==== RECORDS FOR THIS TASK

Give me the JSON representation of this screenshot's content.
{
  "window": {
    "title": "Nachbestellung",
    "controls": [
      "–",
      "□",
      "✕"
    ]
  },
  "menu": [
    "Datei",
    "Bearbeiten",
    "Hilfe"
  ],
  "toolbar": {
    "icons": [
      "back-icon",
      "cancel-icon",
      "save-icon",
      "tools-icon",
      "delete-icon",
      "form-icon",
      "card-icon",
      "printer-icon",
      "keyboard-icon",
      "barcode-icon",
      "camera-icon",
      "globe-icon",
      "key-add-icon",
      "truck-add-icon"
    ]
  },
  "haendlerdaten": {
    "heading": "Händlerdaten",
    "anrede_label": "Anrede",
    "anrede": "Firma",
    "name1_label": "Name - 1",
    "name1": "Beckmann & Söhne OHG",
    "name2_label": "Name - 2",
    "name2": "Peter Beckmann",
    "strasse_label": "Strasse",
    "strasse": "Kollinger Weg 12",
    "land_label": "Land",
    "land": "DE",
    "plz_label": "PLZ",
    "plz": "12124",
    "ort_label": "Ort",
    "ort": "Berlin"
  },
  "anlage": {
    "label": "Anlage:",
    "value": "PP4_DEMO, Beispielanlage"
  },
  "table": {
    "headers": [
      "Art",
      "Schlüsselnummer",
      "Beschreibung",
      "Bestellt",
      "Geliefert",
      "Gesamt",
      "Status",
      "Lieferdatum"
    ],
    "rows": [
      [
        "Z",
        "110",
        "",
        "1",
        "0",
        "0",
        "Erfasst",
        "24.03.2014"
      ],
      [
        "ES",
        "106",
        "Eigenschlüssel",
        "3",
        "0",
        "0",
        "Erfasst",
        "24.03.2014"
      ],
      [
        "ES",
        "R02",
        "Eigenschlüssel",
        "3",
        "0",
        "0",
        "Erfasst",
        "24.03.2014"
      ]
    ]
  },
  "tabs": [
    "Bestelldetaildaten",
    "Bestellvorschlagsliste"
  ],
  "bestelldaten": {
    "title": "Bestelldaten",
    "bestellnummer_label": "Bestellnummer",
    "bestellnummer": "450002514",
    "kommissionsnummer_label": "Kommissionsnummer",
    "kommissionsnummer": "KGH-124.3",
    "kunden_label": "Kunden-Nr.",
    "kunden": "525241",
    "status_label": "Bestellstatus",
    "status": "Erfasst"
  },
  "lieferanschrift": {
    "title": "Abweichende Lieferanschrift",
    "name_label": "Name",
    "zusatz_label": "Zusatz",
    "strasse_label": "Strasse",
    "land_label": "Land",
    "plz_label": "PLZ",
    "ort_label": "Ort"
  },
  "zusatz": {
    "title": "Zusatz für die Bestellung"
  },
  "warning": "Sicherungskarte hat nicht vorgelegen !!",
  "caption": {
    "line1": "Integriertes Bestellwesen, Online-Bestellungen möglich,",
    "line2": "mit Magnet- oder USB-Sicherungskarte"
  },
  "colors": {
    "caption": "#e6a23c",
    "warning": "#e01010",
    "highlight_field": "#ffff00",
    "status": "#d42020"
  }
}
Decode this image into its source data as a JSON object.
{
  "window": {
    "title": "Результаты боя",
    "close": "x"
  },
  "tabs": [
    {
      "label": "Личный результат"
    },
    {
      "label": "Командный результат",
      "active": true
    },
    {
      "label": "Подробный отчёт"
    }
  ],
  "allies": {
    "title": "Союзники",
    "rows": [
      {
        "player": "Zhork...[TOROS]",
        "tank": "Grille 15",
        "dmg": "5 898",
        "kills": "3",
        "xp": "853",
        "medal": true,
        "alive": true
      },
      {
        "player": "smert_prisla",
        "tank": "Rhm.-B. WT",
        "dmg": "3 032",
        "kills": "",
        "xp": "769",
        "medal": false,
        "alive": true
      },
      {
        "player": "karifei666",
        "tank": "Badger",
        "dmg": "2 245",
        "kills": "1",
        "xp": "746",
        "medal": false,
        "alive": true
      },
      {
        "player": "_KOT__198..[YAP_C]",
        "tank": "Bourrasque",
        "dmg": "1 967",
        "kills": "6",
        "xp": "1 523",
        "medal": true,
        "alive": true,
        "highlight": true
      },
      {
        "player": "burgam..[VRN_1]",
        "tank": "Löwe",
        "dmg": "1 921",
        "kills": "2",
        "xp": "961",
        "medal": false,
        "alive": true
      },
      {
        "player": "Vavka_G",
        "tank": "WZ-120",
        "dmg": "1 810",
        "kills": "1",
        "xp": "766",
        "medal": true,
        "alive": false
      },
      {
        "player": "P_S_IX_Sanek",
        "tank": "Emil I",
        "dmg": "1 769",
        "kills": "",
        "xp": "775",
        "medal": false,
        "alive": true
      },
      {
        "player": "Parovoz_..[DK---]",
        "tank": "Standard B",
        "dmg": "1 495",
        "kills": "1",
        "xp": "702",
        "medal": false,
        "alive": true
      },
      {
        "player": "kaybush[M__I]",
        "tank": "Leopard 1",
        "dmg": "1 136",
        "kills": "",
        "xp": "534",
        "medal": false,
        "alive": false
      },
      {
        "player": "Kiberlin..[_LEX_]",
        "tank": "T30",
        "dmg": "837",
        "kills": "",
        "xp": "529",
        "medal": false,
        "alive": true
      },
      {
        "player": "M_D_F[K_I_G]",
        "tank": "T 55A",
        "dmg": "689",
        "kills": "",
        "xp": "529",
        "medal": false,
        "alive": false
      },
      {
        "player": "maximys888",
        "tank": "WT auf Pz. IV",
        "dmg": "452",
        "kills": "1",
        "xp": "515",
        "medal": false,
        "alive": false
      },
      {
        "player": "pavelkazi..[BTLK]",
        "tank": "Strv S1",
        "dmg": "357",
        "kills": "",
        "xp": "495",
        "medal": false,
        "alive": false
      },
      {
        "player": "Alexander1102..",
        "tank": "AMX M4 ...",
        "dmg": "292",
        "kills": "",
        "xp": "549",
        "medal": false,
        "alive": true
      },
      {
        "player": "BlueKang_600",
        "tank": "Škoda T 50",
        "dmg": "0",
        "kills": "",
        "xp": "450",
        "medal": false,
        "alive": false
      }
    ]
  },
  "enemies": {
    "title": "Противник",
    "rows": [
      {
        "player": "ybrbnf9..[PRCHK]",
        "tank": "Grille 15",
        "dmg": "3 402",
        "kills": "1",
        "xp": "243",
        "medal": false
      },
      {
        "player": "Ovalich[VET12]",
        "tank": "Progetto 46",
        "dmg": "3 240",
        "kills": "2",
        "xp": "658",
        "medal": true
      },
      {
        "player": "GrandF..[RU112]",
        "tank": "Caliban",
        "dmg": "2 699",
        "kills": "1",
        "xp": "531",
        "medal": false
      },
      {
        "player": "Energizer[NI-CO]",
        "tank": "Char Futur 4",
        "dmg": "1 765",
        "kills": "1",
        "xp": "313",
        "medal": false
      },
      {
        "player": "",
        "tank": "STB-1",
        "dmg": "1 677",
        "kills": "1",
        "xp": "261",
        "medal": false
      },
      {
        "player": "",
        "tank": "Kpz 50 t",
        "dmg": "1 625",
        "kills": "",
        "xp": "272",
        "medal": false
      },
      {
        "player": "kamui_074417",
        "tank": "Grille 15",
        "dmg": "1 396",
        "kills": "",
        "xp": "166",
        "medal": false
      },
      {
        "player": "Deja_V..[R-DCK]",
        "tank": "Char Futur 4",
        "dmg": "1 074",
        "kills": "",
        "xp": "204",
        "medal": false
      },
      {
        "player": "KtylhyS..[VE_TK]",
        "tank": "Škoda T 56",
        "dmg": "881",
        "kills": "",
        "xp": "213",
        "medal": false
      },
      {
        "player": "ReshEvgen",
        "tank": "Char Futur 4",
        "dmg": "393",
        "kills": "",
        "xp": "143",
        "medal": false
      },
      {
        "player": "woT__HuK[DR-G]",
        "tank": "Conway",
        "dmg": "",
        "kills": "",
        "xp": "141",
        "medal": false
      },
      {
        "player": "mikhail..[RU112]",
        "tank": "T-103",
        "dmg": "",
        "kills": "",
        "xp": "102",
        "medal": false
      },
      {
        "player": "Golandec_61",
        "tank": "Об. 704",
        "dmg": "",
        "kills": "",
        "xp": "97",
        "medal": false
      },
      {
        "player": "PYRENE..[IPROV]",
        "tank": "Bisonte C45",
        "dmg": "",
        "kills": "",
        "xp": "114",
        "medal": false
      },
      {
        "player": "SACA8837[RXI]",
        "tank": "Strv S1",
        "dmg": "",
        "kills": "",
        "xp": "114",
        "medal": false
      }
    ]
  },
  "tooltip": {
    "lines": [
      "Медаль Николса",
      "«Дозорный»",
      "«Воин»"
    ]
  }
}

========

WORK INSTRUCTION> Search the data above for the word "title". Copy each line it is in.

TASK ANSWER>
    "title": "Nachbestellung",
    "title": "Bestelldaten",
    "title": "Abweichende Lieferanschrift",
    "title": "Zusatz für die Bestellung"
    "title": "Результаты боя",
    "title": "Союзники",
    "title": "Противник",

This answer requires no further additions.